Natural and organic foods have officially moved out of “fad” territory to become a dominant trend. Last week’s acquisition of organic packaged-foods company Annie’s by traditional industry player General Mills indicates the likelihood of more health-food takeover plays by traditional packaged-foods companies in the coming months. However, with natural and organic food stocks at rich valuations, you may need to wait for the companies to pull back a bit before entering a position.
General Mills paid a 37% premium to acquire the organic packaged-foods company Annie’s, Inc. (NYSE: BNNY) last week, in what has been described as a “surrender” on the part of the traditional packaged-foods industry to the “natural-foods revolution.” This has led investors to speculate on other potential acquisition targets in the organic and natural foods space, but with the broad market near record highs and Annie’s deal driving up the prices of its peers on takeover speculation, investors would be wise to wait for these stocks to come down a bit in price before pulling the trigger.
Big Growth for this Organics Star
Hain Celestial Group (Nasdaq: HAIN) manufactures and distributes natural and organic food and personal-care products. For the fiscal year ending June 30, 2014, Hain Celestial reported net income of $140 billion on sales of $2.15 billion. Since then, the firm has continued to grow in terms of both earnings and sales, with earnings per share (EPS) growing by 38% and sales growing by 26% last quarter. However, Hain Celestial’s share price has also grown considerably, and the stock may be too richly valued to be taken over.

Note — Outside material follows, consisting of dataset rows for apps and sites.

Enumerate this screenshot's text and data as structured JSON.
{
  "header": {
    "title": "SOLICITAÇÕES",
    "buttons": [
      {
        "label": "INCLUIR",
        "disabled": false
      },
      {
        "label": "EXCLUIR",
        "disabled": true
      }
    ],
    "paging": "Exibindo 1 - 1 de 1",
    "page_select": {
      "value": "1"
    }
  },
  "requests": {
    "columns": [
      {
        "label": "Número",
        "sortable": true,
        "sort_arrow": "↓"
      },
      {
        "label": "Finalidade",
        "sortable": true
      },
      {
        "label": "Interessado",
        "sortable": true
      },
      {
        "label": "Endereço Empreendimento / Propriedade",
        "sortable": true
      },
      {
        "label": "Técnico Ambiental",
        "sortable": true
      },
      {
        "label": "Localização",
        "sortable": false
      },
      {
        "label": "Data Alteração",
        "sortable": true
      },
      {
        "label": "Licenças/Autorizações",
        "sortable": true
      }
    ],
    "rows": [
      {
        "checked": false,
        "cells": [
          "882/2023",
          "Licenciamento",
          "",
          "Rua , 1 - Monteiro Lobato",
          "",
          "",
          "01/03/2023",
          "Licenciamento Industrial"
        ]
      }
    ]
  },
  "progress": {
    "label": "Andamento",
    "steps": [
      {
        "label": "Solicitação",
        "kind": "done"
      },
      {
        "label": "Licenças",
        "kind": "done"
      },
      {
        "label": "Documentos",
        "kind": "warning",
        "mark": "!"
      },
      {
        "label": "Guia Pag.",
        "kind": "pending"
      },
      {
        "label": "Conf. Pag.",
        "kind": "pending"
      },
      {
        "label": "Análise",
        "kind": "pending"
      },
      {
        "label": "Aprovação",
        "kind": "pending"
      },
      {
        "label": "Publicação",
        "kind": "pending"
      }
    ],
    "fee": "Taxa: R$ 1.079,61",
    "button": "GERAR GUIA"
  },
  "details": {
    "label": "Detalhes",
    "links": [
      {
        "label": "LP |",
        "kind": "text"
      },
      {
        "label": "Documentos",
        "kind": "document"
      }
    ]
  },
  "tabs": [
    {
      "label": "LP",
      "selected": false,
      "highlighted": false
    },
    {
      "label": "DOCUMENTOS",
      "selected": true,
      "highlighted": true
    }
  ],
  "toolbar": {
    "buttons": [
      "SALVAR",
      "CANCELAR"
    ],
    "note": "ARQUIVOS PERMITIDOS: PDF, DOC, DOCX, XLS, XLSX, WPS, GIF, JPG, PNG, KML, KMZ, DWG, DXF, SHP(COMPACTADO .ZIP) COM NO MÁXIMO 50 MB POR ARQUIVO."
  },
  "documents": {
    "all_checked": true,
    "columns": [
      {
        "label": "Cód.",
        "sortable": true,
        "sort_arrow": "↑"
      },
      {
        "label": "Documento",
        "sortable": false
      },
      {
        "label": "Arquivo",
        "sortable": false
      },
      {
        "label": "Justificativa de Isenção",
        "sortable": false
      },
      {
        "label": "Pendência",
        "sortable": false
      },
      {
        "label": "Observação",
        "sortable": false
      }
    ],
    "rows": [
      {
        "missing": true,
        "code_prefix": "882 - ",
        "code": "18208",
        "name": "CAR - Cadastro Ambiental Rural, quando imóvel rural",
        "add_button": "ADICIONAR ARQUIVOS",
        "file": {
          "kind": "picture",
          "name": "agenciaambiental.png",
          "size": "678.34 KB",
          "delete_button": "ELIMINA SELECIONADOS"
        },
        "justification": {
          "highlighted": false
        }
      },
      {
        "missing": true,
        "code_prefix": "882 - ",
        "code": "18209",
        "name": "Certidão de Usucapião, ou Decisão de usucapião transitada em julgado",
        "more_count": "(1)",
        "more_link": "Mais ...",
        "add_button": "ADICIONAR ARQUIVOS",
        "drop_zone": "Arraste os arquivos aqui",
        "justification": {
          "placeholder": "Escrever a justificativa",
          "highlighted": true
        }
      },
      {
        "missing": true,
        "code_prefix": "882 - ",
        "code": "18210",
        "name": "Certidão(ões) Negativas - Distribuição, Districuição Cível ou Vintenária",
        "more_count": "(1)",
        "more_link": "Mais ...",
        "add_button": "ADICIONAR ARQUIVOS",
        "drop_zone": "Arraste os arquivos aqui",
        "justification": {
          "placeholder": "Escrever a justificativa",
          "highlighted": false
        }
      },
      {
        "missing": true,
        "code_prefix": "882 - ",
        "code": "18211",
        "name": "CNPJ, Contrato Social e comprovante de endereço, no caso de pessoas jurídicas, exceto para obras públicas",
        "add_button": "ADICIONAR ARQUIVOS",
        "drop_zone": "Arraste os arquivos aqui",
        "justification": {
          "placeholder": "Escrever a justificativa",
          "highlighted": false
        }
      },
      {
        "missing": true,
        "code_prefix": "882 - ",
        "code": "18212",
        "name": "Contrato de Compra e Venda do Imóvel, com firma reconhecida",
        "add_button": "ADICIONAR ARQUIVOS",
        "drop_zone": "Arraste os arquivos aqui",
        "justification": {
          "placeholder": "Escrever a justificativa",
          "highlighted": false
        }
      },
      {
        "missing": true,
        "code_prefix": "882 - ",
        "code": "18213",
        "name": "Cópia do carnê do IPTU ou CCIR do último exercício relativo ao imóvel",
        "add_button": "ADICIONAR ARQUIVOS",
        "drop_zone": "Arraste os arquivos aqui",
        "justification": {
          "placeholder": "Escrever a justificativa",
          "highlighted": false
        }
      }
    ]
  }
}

Shares of Hain Celestial are up more than 22% since August 5, and the stock’s valuation metrics look stretched. Hain’s price-to-earnings (P/E) ratio of 36.2 is 44% higher than the industry average of 25.1, and Hain’s 27.8 price-to-cash flow multiple is almost 60% higher than the industry average. But with the shares taking a 1.1% dive on Friday, Hain Celestial may be giving back some of the gains that came on the heels of the Annie’s takeover.
At the pre-takeover price of $98 or below, Hain Celestial’s lineup of brands – which include Arrowhead Mills, Casbah, Earth’s Best, and Greek Gods Yogurt, among others – could be attractive to a traditional food-industry player like Kellogg (NYSE: K). And if there is no takeover, Hain Celestial is a fine stock to hold for the long term, so long as you don’t have to pay a triple-digit price tag.
Will This Natural Foods Company Ride the Takeover Wave?
Whitewave Foods (NYSE: WWAV) makes and markets planted-based foods and beverages, including coffee creamers and premium dairy products. Its most popular plant-based brand is Silk soy milk, but Whitewave also produces Land O Lakes half-and-half and International Delight iced-coffee drinks. In 2013, the firm reported net income of $99 million on sales of $2.54 billion, and just like Hain Celestial, Whitewave has continued to post strong earnings- and sales-growth numbers in 2014: EPS were up 38% last quarter, while sales were up 32%; and estimates for the current quarter have been revised higher, too.
Of course, investors have already taken notice, and as a result, Whitewave’s share price is up more than 65% in 2014. These gains have given the stock a set of rich multiples that will make it difficult for a larger producer to acquire the firm, as its P/E is 59.5 and its price-to-cash flow ratio is 26.7 – both roughly double the industry averages. Still, Whitewave is perhaps the top operator in the space with the best brand names, and it would be a boon to a firm like Pinnacle Foods (NYSE: PF). I like shares of Whitewave at $30 or less.
To Catch a Falling Boulder
Unlike Hain Celestial and Whitewave Foods, Boulder Brands (NYSE: BDBD) is an organic and natural foods play without stellar growth. In fact, last quarter’s EPS fell by 17%, and that’s why the stock may be the most likely takeover candidate of them all.
Although Boulder’s earnings multiple is swollen by its shrunken denominator, the firm has assets and a price-to-book ratio that’s 61% lower than the industry average, as well as a host of recognizable brands: Earth Balance, Evol, Glutino, Smart Balance, and Udi’s Gluten Free, which is the #1 gluten-free brand in the U.S. In fact, Boulder Brands is the purest play on the gluten-free trend, and with Boulder’s share price falling like a rock for most of 2014, I think it’s a solid buy near its current share price at $14.
Except for HAIN and WWAV, the one thing in common to all these organic food companies is they are small caps. Although the organic foods movement has been with us for some years now, the companies in this space are still breaking out to the mainstream market. There are many more opportunities still in front of us. My colleague and small cap stock expert Bret Jensen is building a portfolio of highly profitable small caps just like these. CLICK HERE to find out about one of his more exciting recent portfolio additions.
Jason D. Seagraves is a stock market analyst and model portfolio manager from Saginaw, Michigan. You can read his blog at RadicalWealthCreation.com.